Try to think of how an old piece of furniture ages and peels naturally.   Get some pictures of actual distressed furniture items and see where the wearing has occurred.  Chances are those marks will look good on your piece as well.

We chose to distress the edges and raised ridges of the columns.  We also added some random scratching and scraping on the top as well.

Remember, how much distressing and what you distress is up to you.  Just have fun!

scuffed edges  scuffing the columns  scuffed columns

distressed edges


Now after you have finished with all of your distressing work you will need to clean it up.  You can use a tack cloth to do this but we just used a lightly damp cloth to clean the dust from all the sanding and rubbing.  Make sure you get it nice and clean.

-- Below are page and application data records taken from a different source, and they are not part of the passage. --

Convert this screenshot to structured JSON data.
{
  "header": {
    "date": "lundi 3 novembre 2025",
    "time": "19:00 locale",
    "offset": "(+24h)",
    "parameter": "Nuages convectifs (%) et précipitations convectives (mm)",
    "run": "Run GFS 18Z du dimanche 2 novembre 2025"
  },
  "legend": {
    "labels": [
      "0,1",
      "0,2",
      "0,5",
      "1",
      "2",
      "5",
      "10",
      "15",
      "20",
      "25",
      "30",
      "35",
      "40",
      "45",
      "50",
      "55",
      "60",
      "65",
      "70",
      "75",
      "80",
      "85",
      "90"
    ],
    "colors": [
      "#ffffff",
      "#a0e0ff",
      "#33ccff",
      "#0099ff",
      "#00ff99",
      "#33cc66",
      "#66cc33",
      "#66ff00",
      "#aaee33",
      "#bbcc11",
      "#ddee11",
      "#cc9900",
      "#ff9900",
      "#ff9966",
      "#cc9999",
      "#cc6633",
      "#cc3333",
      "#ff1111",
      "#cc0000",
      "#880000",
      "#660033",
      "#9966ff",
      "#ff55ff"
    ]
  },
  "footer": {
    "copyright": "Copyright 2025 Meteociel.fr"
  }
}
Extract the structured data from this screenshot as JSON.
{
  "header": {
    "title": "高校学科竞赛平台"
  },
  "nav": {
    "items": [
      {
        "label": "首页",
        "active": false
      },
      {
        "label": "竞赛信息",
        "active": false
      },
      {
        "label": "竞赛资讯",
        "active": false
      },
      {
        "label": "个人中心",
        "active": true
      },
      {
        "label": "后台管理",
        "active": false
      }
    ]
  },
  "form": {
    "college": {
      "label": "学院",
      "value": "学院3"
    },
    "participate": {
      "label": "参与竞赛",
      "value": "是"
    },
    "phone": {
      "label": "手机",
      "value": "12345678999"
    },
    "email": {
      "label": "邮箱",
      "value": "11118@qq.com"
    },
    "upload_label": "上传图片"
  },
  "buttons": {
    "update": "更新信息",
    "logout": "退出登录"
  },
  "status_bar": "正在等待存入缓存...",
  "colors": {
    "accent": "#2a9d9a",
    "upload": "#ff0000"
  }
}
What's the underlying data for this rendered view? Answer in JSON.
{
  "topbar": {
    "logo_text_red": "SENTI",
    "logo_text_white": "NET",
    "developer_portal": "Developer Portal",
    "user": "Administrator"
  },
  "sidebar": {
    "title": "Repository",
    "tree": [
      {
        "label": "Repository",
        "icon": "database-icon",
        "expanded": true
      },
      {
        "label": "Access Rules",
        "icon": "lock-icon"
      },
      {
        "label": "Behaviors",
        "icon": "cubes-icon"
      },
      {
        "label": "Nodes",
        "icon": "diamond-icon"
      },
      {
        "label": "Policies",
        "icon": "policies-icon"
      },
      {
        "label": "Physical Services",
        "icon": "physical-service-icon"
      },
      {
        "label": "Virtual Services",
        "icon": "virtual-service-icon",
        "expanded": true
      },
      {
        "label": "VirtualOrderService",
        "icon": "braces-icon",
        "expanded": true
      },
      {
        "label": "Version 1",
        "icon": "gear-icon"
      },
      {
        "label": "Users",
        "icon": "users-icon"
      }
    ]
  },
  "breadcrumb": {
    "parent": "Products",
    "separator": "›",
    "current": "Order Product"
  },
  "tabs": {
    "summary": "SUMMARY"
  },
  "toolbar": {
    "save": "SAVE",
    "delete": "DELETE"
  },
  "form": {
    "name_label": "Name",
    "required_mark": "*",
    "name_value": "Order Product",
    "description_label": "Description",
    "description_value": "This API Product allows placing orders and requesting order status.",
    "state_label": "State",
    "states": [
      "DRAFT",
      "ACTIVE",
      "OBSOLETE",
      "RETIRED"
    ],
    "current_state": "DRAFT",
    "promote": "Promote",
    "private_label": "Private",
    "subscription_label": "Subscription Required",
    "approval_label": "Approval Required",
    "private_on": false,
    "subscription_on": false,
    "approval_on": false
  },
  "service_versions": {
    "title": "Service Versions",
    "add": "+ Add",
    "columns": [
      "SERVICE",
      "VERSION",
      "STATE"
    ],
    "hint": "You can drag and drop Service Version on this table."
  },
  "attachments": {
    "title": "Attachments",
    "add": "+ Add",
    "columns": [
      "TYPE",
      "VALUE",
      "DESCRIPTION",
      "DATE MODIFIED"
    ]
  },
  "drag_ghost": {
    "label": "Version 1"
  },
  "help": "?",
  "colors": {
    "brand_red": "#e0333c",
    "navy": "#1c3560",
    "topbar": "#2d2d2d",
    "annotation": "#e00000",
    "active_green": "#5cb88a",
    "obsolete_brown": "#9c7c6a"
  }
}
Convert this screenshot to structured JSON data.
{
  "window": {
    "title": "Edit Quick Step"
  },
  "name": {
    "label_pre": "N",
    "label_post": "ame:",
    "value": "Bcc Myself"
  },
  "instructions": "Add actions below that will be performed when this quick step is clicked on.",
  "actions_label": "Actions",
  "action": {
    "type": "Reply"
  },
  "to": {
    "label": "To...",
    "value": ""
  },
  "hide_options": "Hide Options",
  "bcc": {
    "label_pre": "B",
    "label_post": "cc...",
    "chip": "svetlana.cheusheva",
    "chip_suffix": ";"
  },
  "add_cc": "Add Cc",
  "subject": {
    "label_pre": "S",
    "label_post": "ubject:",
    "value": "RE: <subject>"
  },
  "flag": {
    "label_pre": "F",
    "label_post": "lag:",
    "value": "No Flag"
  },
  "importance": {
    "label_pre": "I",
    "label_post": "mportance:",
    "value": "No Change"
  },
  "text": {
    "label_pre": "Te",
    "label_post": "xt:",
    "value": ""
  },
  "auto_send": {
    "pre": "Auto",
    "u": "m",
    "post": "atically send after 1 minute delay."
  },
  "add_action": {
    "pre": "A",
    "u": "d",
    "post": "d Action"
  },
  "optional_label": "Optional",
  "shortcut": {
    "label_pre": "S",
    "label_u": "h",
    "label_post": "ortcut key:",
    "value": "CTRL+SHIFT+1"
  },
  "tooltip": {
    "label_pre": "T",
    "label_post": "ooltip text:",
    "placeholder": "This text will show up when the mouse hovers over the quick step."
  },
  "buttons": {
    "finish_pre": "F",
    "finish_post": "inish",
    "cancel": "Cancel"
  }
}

Now you are ready to put on your finish.  We highly recommend using some kind of a wax or polyurethane finish as this will protect the paint from dirt and grime and chalk paint has a tendency to get dry and flaky.  The wax finish will help avoid this.

applying the wax


Get your wax out and begin to apply with a clean, soft cloth.  Apply in circular motions over the entire piece.  You can also use a wax brush to help you apply the wax if you wish.

After the wax has been applied let it dry 10-15 minutes.  Then you can begin buffing it with a different, clean, dry, soft cloth.

The more you buff it the more shine you will get go with whatever look you wish to achieve.  We did a light amount of buffing as we wanted a lighter, more hazy finish.

And Viola!  There it is.  Here is what the table looked like after the wax coat.





Well, here it is.   We were very happy with the outcome of this piece.  It worked well for our living room.   In other tutorials we will share some different methods for getting different kinds of wear marks, stains, etc but we hope you enjoyed this.  If you have any questions feel free to leave a comment.

finished product  in its place

Thanks for looking.  We hope this has been helpful.  Good luck on your items!

Angie and Chris